Lines with "likes": please show every one of them from the listing below.
+===+
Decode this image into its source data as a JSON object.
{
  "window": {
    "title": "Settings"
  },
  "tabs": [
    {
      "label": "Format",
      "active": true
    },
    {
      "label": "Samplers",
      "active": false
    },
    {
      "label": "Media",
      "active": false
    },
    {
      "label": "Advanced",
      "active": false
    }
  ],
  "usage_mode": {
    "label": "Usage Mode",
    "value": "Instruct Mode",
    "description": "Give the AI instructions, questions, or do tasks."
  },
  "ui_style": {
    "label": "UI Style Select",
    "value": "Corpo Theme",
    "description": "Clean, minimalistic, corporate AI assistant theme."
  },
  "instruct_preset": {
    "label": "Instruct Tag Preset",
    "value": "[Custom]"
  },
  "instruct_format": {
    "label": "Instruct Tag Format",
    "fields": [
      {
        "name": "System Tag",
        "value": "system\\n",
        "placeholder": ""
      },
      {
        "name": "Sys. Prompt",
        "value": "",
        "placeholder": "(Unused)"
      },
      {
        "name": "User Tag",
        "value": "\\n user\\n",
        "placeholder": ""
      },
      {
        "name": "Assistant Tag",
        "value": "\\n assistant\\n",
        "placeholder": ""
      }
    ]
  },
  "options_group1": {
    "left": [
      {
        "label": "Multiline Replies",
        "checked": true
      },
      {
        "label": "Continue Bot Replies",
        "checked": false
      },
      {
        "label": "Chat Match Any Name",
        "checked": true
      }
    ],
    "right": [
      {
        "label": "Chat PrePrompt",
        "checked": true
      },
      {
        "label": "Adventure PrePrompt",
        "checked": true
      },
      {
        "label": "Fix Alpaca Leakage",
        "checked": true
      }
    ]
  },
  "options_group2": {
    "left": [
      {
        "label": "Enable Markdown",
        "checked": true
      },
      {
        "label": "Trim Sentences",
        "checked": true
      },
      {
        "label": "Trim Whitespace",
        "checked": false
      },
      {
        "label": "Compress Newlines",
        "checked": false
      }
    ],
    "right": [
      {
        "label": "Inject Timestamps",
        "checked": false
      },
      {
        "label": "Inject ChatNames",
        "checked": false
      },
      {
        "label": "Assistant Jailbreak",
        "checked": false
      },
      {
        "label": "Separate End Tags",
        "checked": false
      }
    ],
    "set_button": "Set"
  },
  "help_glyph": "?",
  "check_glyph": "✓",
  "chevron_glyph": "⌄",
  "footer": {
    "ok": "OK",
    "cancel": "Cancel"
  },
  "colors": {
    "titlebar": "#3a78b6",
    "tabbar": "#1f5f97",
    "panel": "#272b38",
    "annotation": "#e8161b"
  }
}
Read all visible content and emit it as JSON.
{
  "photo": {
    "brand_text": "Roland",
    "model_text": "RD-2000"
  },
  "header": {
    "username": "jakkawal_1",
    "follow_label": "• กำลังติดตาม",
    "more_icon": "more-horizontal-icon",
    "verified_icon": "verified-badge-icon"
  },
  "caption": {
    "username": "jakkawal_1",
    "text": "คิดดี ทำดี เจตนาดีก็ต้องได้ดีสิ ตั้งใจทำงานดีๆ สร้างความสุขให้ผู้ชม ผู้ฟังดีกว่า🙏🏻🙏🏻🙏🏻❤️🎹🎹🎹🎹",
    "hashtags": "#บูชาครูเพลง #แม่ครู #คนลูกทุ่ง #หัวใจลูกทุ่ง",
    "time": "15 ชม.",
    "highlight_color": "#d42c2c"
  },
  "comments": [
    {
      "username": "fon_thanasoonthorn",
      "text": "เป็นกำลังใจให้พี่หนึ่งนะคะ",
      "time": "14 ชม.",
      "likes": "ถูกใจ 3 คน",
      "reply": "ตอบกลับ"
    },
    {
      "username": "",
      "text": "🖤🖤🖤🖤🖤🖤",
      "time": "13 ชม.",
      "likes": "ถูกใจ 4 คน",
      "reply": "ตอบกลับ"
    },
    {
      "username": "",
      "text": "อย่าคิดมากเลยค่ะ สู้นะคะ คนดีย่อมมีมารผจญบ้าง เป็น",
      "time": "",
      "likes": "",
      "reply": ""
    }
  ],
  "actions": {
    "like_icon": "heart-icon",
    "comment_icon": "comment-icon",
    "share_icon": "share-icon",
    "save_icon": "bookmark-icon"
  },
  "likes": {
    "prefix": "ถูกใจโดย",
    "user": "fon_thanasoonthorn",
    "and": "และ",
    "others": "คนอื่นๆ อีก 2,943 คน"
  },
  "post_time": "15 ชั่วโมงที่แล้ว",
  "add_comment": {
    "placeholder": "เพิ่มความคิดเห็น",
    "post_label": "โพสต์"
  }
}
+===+
Task answer:
      "likes": "ถูกใจ 3 คน",
      "likes": "ถูกใจ 4 คน",
      "likes": "",
  "likes": {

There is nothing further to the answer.